Gallup: Economic Optimism Highest in D.C.
While most states' economic confidence showed some improvement in 2013, only the District of Columbia had an overall positive outlook, according to data from Gallup. West Virginia remained the least economically optimistic state.
While every state had an overall negative Economic Confidence Index number, the District of Columbia’s was plus-19. Massachusetts and Minnesota rounded out the top three, with minus-1 and minus-2 ratings, respectively. In West Virginia, the least optimistic state, the index score fell to minus-44, down from minus-42. Alaska had the second-lowest score: minus-32.
(The Gallup Economic Confidence Index is a composite of Americans’ opinions about the current state of the economy and its direction.)
Some states improved drastically. Connecticut jumped 14 points to minus-10, and California gained 13 points and now stands at minus-5, the fourth-highest score nationwide.

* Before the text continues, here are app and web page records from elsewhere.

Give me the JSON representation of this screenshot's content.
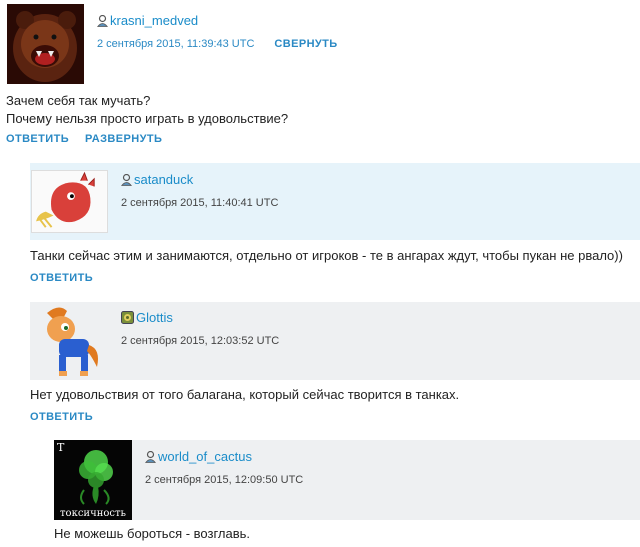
{
  "comments": [
    {
      "username": "krasni_medved",
      "user_icon": "user-icon",
      "date": "2 сентября 2015, 11:39:43 UTC",
      "toggle": "СВЕРНУТЬ",
      "text_lines": [
        "Зачем себя так мучать?",
        "Почему нельзя просто играть в удовольствие?"
      ],
      "reply": "ОТВЕТИТЬ",
      "expand": "РАЗВЕРНУТЬ"
    },
    {
      "username": "satanduck",
      "user_icon": "user-icon",
      "date": "2 сентября 2015, 11:40:41 UTC",
      "text": "Танки сейчас этим и занимаются, отдельно от игроков - те в ангарах ждут, чтобы пукан не рвало))",
      "reply": "ОТВЕТИТЬ"
    },
    {
      "username": "Glottis",
      "user_icon": "clan-badge-icon",
      "date": "2 сентября 2015, 12:03:52 UTC",
      "text": "Нет удовольствия от того балагана, который сейчас творится в танках.",
      "reply": "ОТВЕТИТЬ"
    },
    {
      "username": "world_of_cactus",
      "user_icon": "user-icon",
      "date": "2 сентября 2015, 12:09:50 UTC",
      "avatar_caption_top": "T",
      "avatar_caption_bottom": "токсичность",
      "text": "Не можешь бороться - возглавь."
    }
  ],
  "colors": {
    "link": "#2a89c4",
    "username": "#1a8cc9",
    "header_blue": "#e6f3fa",
    "header_grey": "#eef0f2"
  }
}
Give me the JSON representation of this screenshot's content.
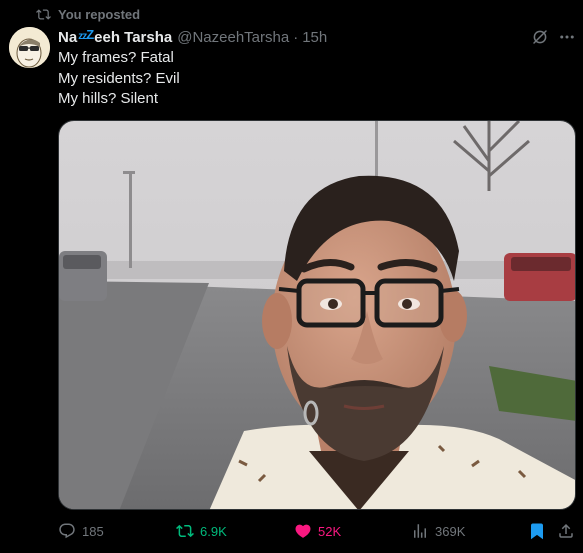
{
  "repost": {
    "text": "You reposted",
    "icon": "repost-icon"
  },
  "author": {
    "name_prefix": "Na",
    "name_sleep_small": "zz",
    "name_sleep_big": "Z",
    "name_suffix": "eeh Tarsha",
    "handle": "@NazeehTarsha",
    "separator": "·",
    "time": "15h"
  },
  "tweet": {
    "lines": [
      "My frames? Fatal",
      "My residents? Evil",
      "My hills? Silent"
    ]
  },
  "actions": {
    "replies": "185",
    "reposts": "6.9K",
    "likes": "52K",
    "views": "369K"
  },
  "colors": {
    "background": "#000000",
    "text": "#e7e9ea",
    "muted": "#71767b",
    "repost_green": "#00ba7c",
    "like_pink": "#f91880",
    "bookmark_blue": "#1d9bf0"
  }
}
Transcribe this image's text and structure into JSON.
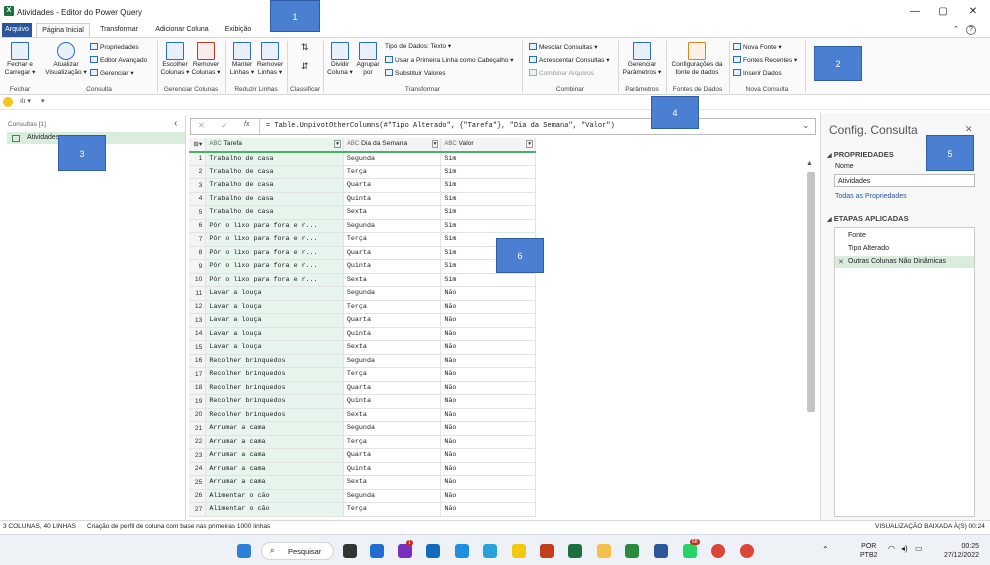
{
  "window": {
    "title": "Atividades - Editor do Power Query",
    "app_icon_label": "X",
    "minimize": "—",
    "restore": "▢",
    "close": "✕"
  },
  "ribbon_tabs": [
    "Arquivo",
    "Página Inicial",
    "Transformar",
    "Adicionar Coluna",
    "Exibição"
  ],
  "ribbon": {
    "fechar_carregar": "Fechar e\nCarregar ▾",
    "atualizar": "Atualizar\nVisualização ▾",
    "propriedades": "Propriedades",
    "editor_avancado": "Editor Avançado",
    "gerenciar": "Gerenciar ▾",
    "escolher_colunas": "Escolher\nColunas ▾",
    "remover_colunas": "Remover\nColunas ▾",
    "manter_linhas": "Manter\nLinhas ▾",
    "remover_linhas": "Remover\nLinhas ▾",
    "dividir_coluna": "Dividir\nColuna ▾",
    "agrupar_por": "Agrupar\npor",
    "tipo_de_dados": "Tipo de Dados: Texto ▾",
    "usar_primeira_linha": "Usar a Primeira Linha como Cabeçalho ▾",
    "substituir_valores": "Substituir Valores",
    "mesclar_consultas": "Mesclar Consultas ▾",
    "acrescentar_consultas": "Acrescentar Consultas ▾",
    "combinar_arquivos": "Combinar Arquivos",
    "gerenciar_parametros": "Gerenciar\nParâmetros ▾",
    "config_fonte": "Configurações da\nfonte de dados",
    "nova_fonte": "Nova Fonte ▾",
    "fontes_recentes": "Fontes Recentes ▾",
    "inserir_dados": "Inserir Dados",
    "groups": [
      "Fechar",
      "Consulta",
      "Gerenciar Colunas",
      "Reduzir Linhas",
      "Classificar",
      "Transformar",
      "Combinar",
      "Parâmetros",
      "Fontes de Dados",
      "Nova Consulta"
    ]
  },
  "queries_pane": {
    "header": "Consultas [1]",
    "collapse_icon": "‹",
    "items": [
      {
        "name": "Atividades"
      }
    ]
  },
  "formula_bar": {
    "cancel": "✕",
    "confirm": "✓",
    "fx": "fx",
    "formula": "= Table.UnpivotOtherColumns(#\"Tipo Alterado\", {\"Tarefa\"}, \"Dia da Semana\", \"Valor\")",
    "expand": "⌄"
  },
  "grid": {
    "columns": [
      {
        "name": "Tarefa",
        "type_icon": "ABC"
      },
      {
        "name": "Dia da Semana",
        "type_icon": "ABC"
      },
      {
        "name": "Valor",
        "type_icon": "ABC"
      }
    ],
    "rows": [
      [
        "1",
        "Trabalho de casa",
        "Segunda",
        "Sim"
      ],
      [
        "2",
        "Trabalho de casa",
        "Terça",
        "Sim"
      ],
      [
        "3",
        "Trabalho de casa",
        "Quarta",
        "Sim"
      ],
      [
        "4",
        "Trabalho de casa",
        "Quinta",
        "Sim"
      ],
      [
        "5",
        "Trabalho de casa",
        "Sexta",
        "Sim"
      ],
      [
        "6",
        "Pôr o lixo para fora e r...",
        "Segunda",
        "Sim"
      ],
      [
        "7",
        "Pôr o lixo para fora e r...",
        "Terça",
        "Sim"
      ],
      [
        "8",
        "Pôr o lixo para fora e r...",
        "Quarta",
        "Sim"
      ],
      [
        "9",
        "Pôr o lixo para fora e r...",
        "Quinta",
        "Sim"
      ],
      [
        "10",
        "Pôr o lixo para fora e r...",
        "Sexta",
        "Sim"
      ],
      [
        "11",
        "Lavar a louça",
        "Segunda",
        "Não"
      ],
      [
        "12",
        "Lavar a louça",
        "Terça",
        "Não"
      ],
      [
        "13",
        "Lavar a louça",
        "Quarta",
        "Não"
      ],
      [
        "14",
        "Lavar a louça",
        "Quinta",
        "Não"
      ],
      [
        "15",
        "Lavar a louça",
        "Sexta",
        "Não"
      ],
      [
        "16",
        "Recolher brinquedos",
        "Segunda",
        "Não"
      ],
      [
        "17",
        "Recolher brinquedos",
        "Terça",
        "Não"
      ],
      [
        "18",
        "Recolher brinquedos",
        "Quarta",
        "Não"
      ],
      [
        "19",
        "Recolher brinquedos",
        "Quinta",
        "Não"
      ],
      [
        "20",
        "Recolher brinquedos",
        "Sexta",
        "Não"
      ],
      [
        "21",
        "Arrumar a cama",
        "Segunda",
        "Não"
      ],
      [
        "22",
        "Arrumar a cama",
        "Terça",
        "Não"
      ],
      [
        "23",
        "Arrumar a cama",
        "Quarta",
        "Não"
      ],
      [
        "24",
        "Arrumar a cama",
        "Quinta",
        "Não"
      ],
      [
        "25",
        "Arrumar a cama",
        "Sexta",
        "Não"
      ],
      [
        "26",
        "Alimentar o cão",
        "Segunda",
        "Não"
      ],
      [
        "27",
        "Alimentar o cão",
        "Terça",
        "Não"
      ]
    ]
  },
  "settings": {
    "title": "Config. Consulta",
    "close": "✕",
    "propriedades_header": "PROPRIEDADES",
    "nome_label": "Nome",
    "nome_value": "Atividades",
    "todas_propriedades": "Todas as Propriedades",
    "etapas_header": "ETAPAS APLICADAS",
    "steps": [
      {
        "name": "Fonte"
      },
      {
        "name": "Tipo Alterado"
      },
      {
        "name": "Outras Colunas Não Dinâmicas",
        "delete": "✕"
      }
    ]
  },
  "status": {
    "left1": "3 COLUNAS, 40 LINHAS",
    "left2": "Criação de perfil de coluna com base nas primeiras 1000 linhas",
    "right": "VISUALIZAÇÃO BAIXADA À(S) 00:24"
  },
  "taskbar": {
    "search": "Pesquisar",
    "lang1": "POR",
    "lang2": "PTB2",
    "time": "00:25",
    "date": "27/12/2022",
    "badge_whatsapp": "68",
    "badge_teams": "1"
  },
  "callouts": [
    "1",
    "2",
    "3",
    "4",
    "5",
    "6"
  ]
}
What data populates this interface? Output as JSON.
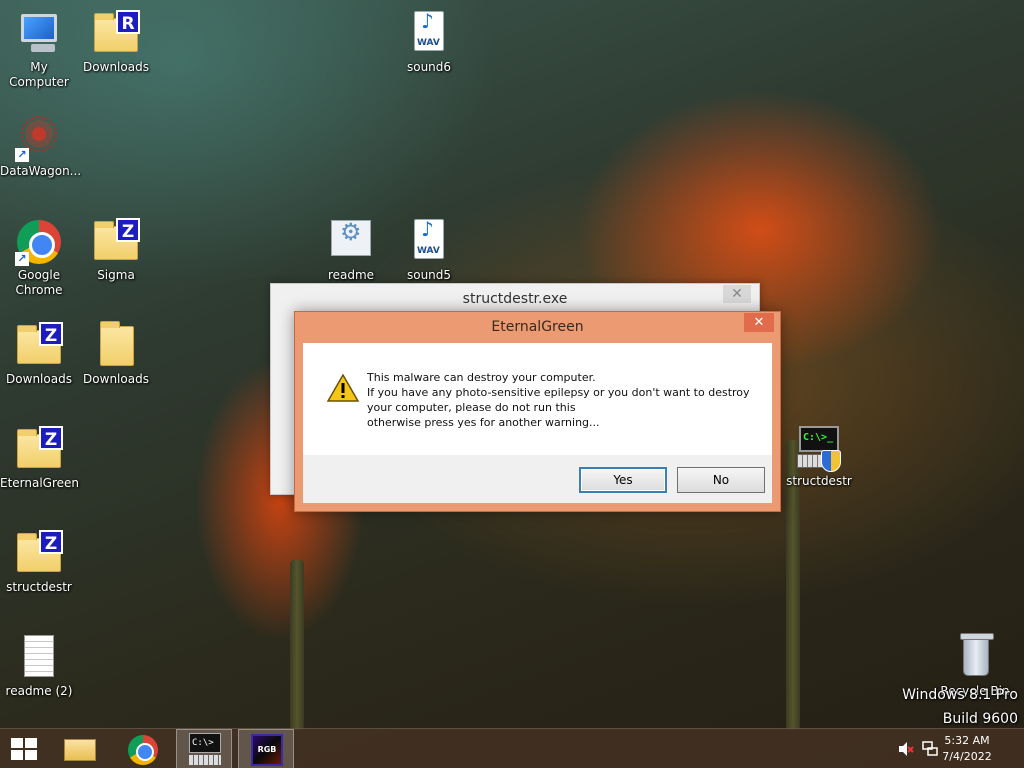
{
  "desktop": {
    "icons": [
      {
        "label": "My Computer"
      },
      {
        "label": "Downloads",
        "badge": "R"
      },
      {
        "label": "sound6",
        "ext": "WAV"
      },
      {
        "label": "DataWagon..."
      },
      {
        "label": "Google Chrome"
      },
      {
        "label": "Sigma",
        "badge": "Z"
      },
      {
        "label": "readme"
      },
      {
        "label": "sound5",
        "ext": "WAV"
      },
      {
        "label": "Downloads",
        "badge": "Z"
      },
      {
        "label": "Downloads"
      },
      {
        "label": "EternalGreen",
        "badge": "Z"
      },
      {
        "label": "structdestr",
        "badge": "Z"
      },
      {
        "label": "readme (2)"
      },
      {
        "label": "structdestr",
        "term": "C:\\>_"
      },
      {
        "label": "Recycle Bin"
      }
    ],
    "watermark": {
      "line1": "Windows 8.1 Pro",
      "line2": "Build 9600"
    }
  },
  "background_window": {
    "title": "structdestr.exe",
    "close_label": "✕"
  },
  "message_box": {
    "title": "EternalGreen",
    "close_label": "✕",
    "lines": [
      "This malware can destroy your computer.",
      "If you have any photo-sensitive epilepsy or you don't want to destroy",
      "your computer, please do not run this",
      "otherwise press yes for another warning..."
    ],
    "yes_label": "Yes",
    "no_label": "No"
  },
  "taskbar": {
    "term_text": "C:\\>",
    "rgb_text": "RGB",
    "time": "5:32 AM",
    "date": "7/4/2022"
  }
}
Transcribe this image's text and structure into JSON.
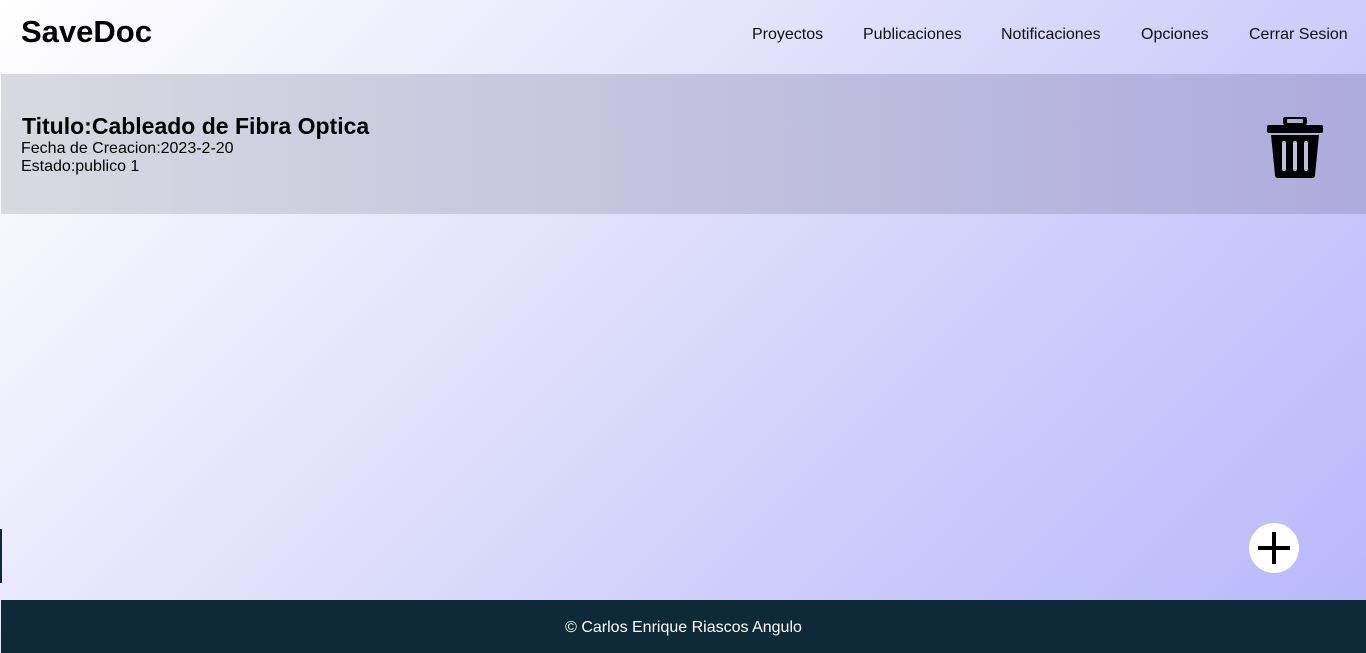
{
  "header": {
    "brand": "SaveDoc",
    "nav": [
      {
        "label": "Proyectos"
      },
      {
        "label": "Publicaciones"
      },
      {
        "label": "Notificaciones"
      },
      {
        "label": "Opciones"
      },
      {
        "label": "Cerrar Sesion"
      }
    ]
  },
  "documents": [
    {
      "title": "Titulo:Cableado de Fibra Optica",
      "created": "Fecha de Creacion:2023-2-20",
      "status": "Estado:publico 1",
      "delete_icon": "trash-icon"
    }
  ],
  "add_button": {
    "icon": "plus-icon"
  },
  "footer": {
    "text": "© Carlos Enrique Riascos Angulo"
  },
  "colors": {
    "footer_bg": "#0e2a38",
    "icon": "#000000"
  }
}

The biggest losers were South Dakota and the District of Columbia (despite its positive overall number); each lost 10 points as their economic optimism shrunk.
The varied economic outlook could have an effect on the midterm elections. “Candidates running on Republican tickets can attempt to paint this economic dissatisfaction as the fault of the Democratic president,” said Gallup’s Justin McCarthy. “Democratic candidates, on the other hand, will have to be sensitive to the low levels of economic confidence across the country -- particularly for Democrats running in the bottom 10 states.”
The results are based on interviews with 178,071 adults conducted in 2013 and have a margin of error of plus or minus one percentage point.